§ EXERCISE DETAILS:
Look through the listing for the word "active". Copy each line that has it.

§ DATASET EXTRACT:
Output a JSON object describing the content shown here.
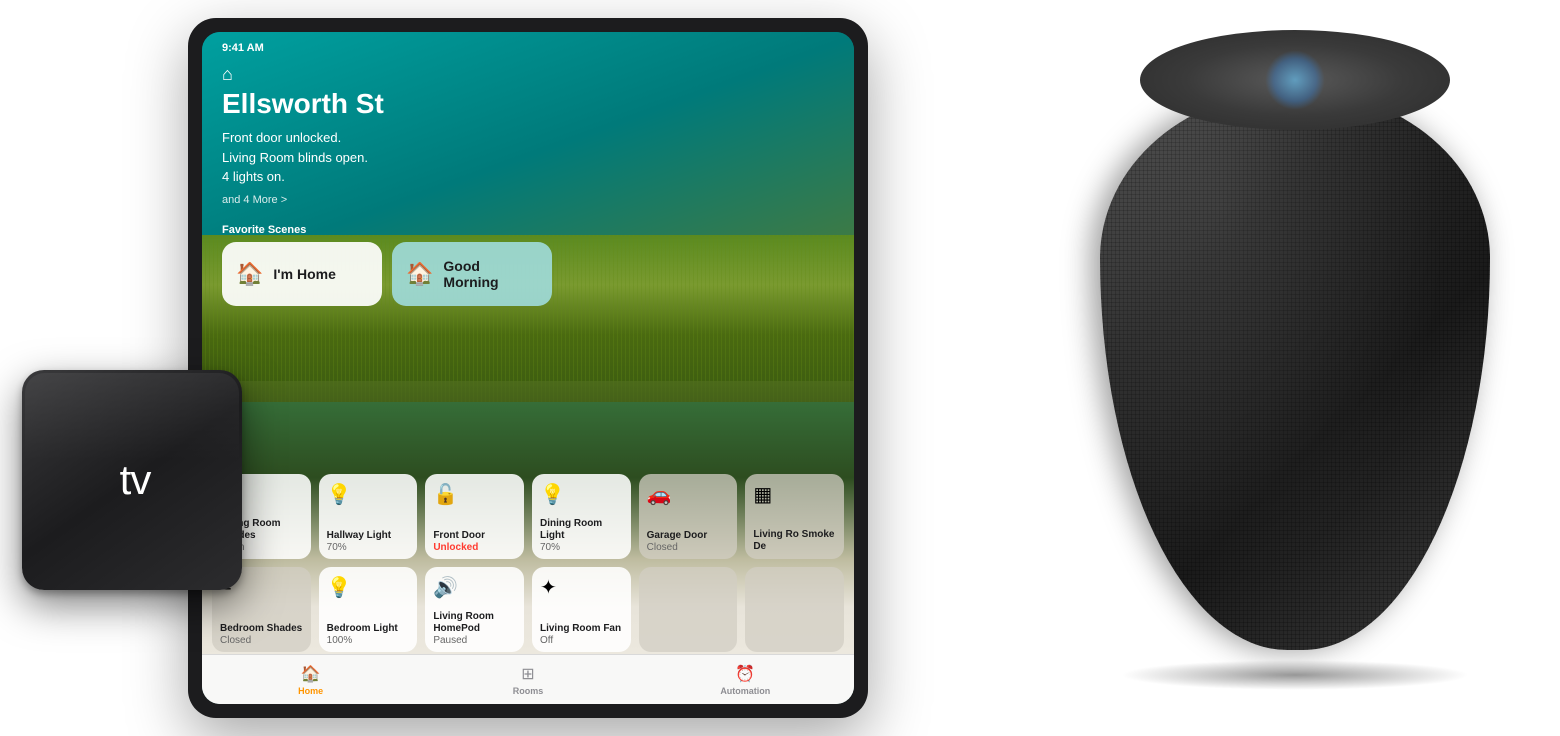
{
  "ipad": {
    "status_bar": {
      "time": "9:41 AM"
    },
    "home": {
      "location": "Ellsworth St",
      "subtitle_line1": "Front door unlocked.",
      "subtitle_line2": "Living Room blinds open.",
      "subtitle_line3": "4 lights on.",
      "more": "and 4 More >"
    },
    "scenes": {
      "label": "Favorite Scenes",
      "items": [
        {
          "id": "im-home",
          "name": "I'm Home",
          "icon": "🏠",
          "active": false
        },
        {
          "id": "good-morning",
          "name": "Good Morning",
          "icon": "🏠",
          "active": true
        }
      ]
    },
    "accessories": [
      [
        {
          "id": "living-room-shades",
          "name": "Living Room Shades",
          "status": "Open",
          "icon": "≡",
          "dimmed": false
        },
        {
          "id": "hallway-light",
          "name": "Hallway Light",
          "status": "70%",
          "icon": "💡",
          "dimmed": false
        },
        {
          "id": "front-door",
          "name": "Front Door",
          "status": "Unlocked",
          "icon": "🔓",
          "dimmed": false,
          "statusClass": "unlocked"
        },
        {
          "id": "dining-room-light",
          "name": "Dining Room Light",
          "status": "70%",
          "icon": "💡",
          "dimmed": false
        },
        {
          "id": "garage-door",
          "name": "Garage Door Closed",
          "status": "Closed",
          "icon": "🚪",
          "dimmed": true
        },
        {
          "id": "smoke-detector",
          "name": "Living Room Smoke De",
          "status": "",
          "icon": "▦",
          "dimmed": true
        }
      ],
      [
        {
          "id": "bedroom-shades",
          "name": "Bedroom Shades",
          "status": "Closed",
          "icon": "≡",
          "dimmed": true
        },
        {
          "id": "bedroom-light",
          "name": "Bedroom Light",
          "status": "100%",
          "icon": "💡",
          "dimmed": false
        },
        {
          "id": "homepod",
          "name": "Living Room HomePod",
          "status": "Paused",
          "icon": "🔊",
          "dimmed": false
        },
        {
          "id": "fan",
          "name": "Living Room Fan",
          "status": "Off",
          "icon": "✦",
          "dimmed": false
        },
        {
          "id": "empty1",
          "name": "",
          "status": "",
          "icon": "",
          "dimmed": true
        },
        {
          "id": "empty2",
          "name": "",
          "status": "",
          "icon": "",
          "dimmed": true
        }
      ]
    ],
    "tabs": [
      {
        "id": "home",
        "label": "Home",
        "icon": "🏠",
        "active": true
      },
      {
        "id": "rooms",
        "label": "Rooms",
        "icon": "⊞",
        "active": false
      },
      {
        "id": "automation",
        "label": "Automation",
        "icon": "⏰",
        "active": false
      }
    ]
  },
  "appletv": {
    "logo_symbol": "",
    "logo_text": "tv"
  },
  "homepod": {
    "label": "HomePod"
  }
}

§ THE COMPLETED TASK:
          "active": false
          "active": true
        "active": true
        "active": false
        "active": false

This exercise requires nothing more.